3. Reduce stress

What are the symptoms of hypertension?

Hypertension is a chronic condition that affects a large number of people across the world.

It can cause various symptoms, and there is no way to know whether you are experiencing hypertension unless your doctor diagnoses you.

The most common symptom is headaches. Other symptoms include fatigue, dizziness, irritability, and aching in your chest or back.

A few people experience a temporary loss of vision. Hypertension causes the blood vessels to become stiff, narrow, and less flexible. This may lead to problems with blood flow. Hypertension can also cause blood clots. A heart attack is a type of myocardial infarction (heart attack). It occurs when a blood clot blocks an artery that feeds the heart muscle. The blocked artery deprives the heart muscle of oxygen-rich blood. As a result, the heart muscle does not get enough oxygen to function properly.

 Frequently asked questions About Hypertension and Heart Disease.

Q: What are the symptoms of hypertension?

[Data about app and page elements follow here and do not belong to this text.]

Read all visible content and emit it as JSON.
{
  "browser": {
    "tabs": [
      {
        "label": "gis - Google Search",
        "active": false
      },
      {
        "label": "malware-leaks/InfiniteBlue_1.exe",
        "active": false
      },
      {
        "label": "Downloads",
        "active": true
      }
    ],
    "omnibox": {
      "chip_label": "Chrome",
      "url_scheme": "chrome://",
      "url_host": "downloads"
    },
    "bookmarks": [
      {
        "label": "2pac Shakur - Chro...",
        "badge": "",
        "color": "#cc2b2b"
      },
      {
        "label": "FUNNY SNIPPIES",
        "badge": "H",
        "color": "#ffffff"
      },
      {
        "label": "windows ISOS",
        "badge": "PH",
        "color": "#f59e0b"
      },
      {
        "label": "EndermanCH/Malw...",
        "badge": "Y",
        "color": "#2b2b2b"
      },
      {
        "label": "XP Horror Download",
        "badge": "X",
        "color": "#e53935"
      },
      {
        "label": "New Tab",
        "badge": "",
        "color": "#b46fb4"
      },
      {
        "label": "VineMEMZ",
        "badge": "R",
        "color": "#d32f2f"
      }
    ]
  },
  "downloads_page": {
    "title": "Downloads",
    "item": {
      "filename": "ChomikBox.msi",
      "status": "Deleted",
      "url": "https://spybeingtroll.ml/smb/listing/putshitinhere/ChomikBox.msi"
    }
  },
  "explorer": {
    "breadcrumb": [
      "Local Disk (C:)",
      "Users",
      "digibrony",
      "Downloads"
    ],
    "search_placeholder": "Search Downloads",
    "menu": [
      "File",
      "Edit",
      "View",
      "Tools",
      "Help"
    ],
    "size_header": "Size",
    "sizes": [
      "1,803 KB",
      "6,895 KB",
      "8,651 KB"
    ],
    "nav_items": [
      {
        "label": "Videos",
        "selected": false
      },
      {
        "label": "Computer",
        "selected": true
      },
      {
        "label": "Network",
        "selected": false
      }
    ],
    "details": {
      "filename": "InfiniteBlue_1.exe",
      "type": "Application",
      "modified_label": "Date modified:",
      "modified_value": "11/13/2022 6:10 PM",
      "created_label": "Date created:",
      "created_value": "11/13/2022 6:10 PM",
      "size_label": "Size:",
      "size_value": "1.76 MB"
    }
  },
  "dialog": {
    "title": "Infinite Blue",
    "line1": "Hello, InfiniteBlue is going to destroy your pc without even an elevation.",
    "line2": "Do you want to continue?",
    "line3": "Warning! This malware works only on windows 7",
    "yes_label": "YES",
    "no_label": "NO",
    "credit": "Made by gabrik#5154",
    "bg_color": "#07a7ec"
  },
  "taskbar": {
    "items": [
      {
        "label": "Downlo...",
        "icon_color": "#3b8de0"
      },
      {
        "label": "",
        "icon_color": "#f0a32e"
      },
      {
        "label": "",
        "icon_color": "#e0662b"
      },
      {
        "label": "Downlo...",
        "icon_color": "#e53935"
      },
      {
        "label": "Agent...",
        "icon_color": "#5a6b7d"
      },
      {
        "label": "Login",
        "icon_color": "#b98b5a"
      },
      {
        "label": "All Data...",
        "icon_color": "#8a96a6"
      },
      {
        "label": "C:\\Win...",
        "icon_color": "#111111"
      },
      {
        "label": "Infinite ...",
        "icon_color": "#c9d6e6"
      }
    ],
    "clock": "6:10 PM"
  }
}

A: Hypertension is when your blood pressure is elevated, which can cause headaches, dizziness, fainting, and stroke. Most people think of high blood pressure as being an older person who is overweight, but it can happen in younger adults, too. It can be hereditary.

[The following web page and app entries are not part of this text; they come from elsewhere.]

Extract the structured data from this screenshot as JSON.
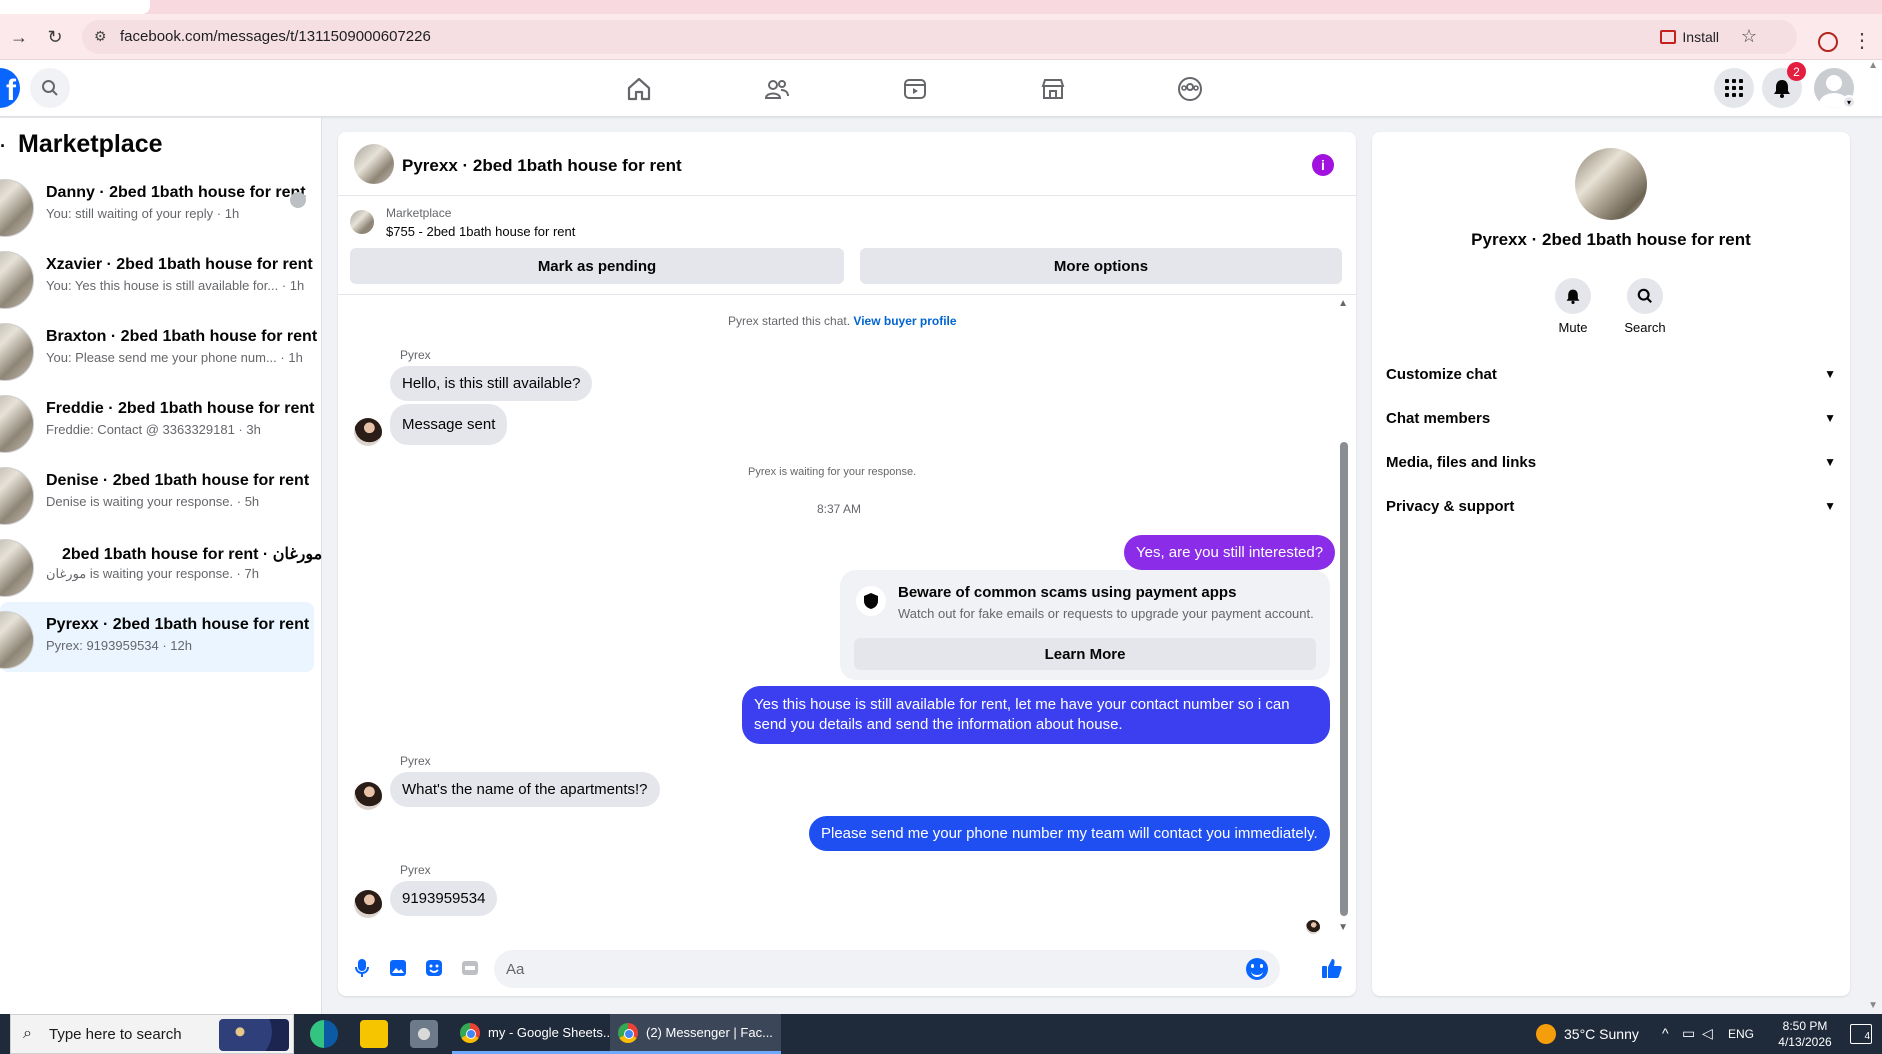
{
  "browser": {
    "url": "facebook.com/messages/t/1311509000607226",
    "install_label": "Install"
  },
  "fb_header": {
    "notification_count": "2"
  },
  "left": {
    "title": "Marketplace",
    "conversations": [
      {
        "name": "Danny · 2bed 1bath house for rent",
        "preview": "You: still waiting of your reply · 1h"
      },
      {
        "name": "Xzavier · 2bed 1bath house for rent",
        "preview": "You: Yes this house is still available for... · 1h"
      },
      {
        "name": "Braxton · 2bed 1bath house for rent",
        "preview": "You: Please send me your phone num... · 1h"
      },
      {
        "name": "Freddie · 2bed 1bath house for rent",
        "preview": "Freddie: Contact @ 3363329181 · 3h"
      },
      {
        "name": "Denise · 2bed 1bath house for rent",
        "preview": "Denise is waiting your response. · 5h"
      },
      {
        "name": "مورغان · 2bed 1bath house for rent",
        "preview": "مورغان is waiting your response. · 7h"
      },
      {
        "name": "Pyrexx · 2bed 1bath house for rent",
        "preview": "Pyrex: 9193959534 · 12h"
      }
    ]
  },
  "chat": {
    "title": "Pyrexx · 2bed 1bath house for rent",
    "marketplace_label": "Marketplace",
    "listing": "$755 - 2bed 1bath house for rent",
    "mark_pending": "Mark as pending",
    "more_options": "More options",
    "started_text": "Pyrex started this chat.",
    "view_buyer": "View buyer profile",
    "sender_name": "Pyrex",
    "msg1": "Hello, is this still available?",
    "msg2": "Message sent",
    "waiting": "Pyrex is waiting for your response.",
    "time": "8:37 AM",
    "out1": "Yes, are you still interested?",
    "warn_title": "Beware of common scams using payment apps",
    "warn_sub": "Watch out for fake emails or requests to upgrade your payment account.",
    "learn_more": "Learn More",
    "out2": "Yes this house is still available for rent, let me have your contact number so i can send you details and send the information about house.",
    "msg3": "What's the name of the apartments!?",
    "out3": "Please send me your phone number my team will contact you immediately.",
    "msg4": "9193959534",
    "composer_placeholder": "Aa"
  },
  "right": {
    "name": "Pyrexx · 2bed 1bath house for rent",
    "mute": "Mute",
    "search": "Search",
    "sections": [
      "Customize chat",
      "Chat members",
      "Media, files and links",
      "Privacy & support"
    ]
  },
  "taskbar": {
    "search_placeholder": "Type here to search",
    "task1": "my - Google Sheets...",
    "task2": "(2) Messenger | Fac...",
    "weather": "35°C  Sunny",
    "lang": "ENG",
    "time": "8:50 PM",
    "date": "4/13/2026",
    "notif": "4"
  },
  "colors": {
    "fb_blue": "#0866ff",
    "bubble_purple": "#8a2ce8",
    "bubble_blue": "#1f4ff0",
    "info_purple": "#a212de"
  }
}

Q: Does everyone with hypertension need medication?

A: Different types of drugs are available to treat hypertension, and each class is tailored to target specific causes of the problem. These medications can help lower your blood pressure, which helps prevent strokes and heart attacks.

Q: Is there a cure for hypertension?

A: There isn’t a cure for hypertension, but with proper medical management, there is good control over your blood pressure, and the chance of developing complications can be reduced.

 Top Myths about Hypertension and Heart Disease

1. You need to eat a low-sodium diet

2. You should be very careful about how much salt you consume.

3. Your blood pressure will improve if you reduce your sodium intake.

4. Hypertension is a disease of the elderly.

5. The only reason to be diagnosed with hypertension is to get more drugs.


I’m sure you’ve heard of hypertension and heart disease. It’s a serious condition that affects millions of people. And it’s something that I believe we should all be aware of.

It’s not uncommon for people to develop hypertension and heart disease. However, this disease can affect anyone at any time. So if you notice any symptoms, you must get them checked out by a doctor.

As someone who deals with hypertension and heart disease, I’ve noticed several myths about the condition. Some legends include, “Only old people get hypertension heart disease” or “You can just live with it.”

But I can tell you from experience that these are both false. If you have hypertension or heart disease, it will get worse over time. And it’s also not something that you can live with.


I work as a health blogger at drcardiofit.com, where I write about weight loss, food, recipes, nutrition, fitness, beauty, parenting, and much more. I love sharing knowledge to empower others to lead healthier lives.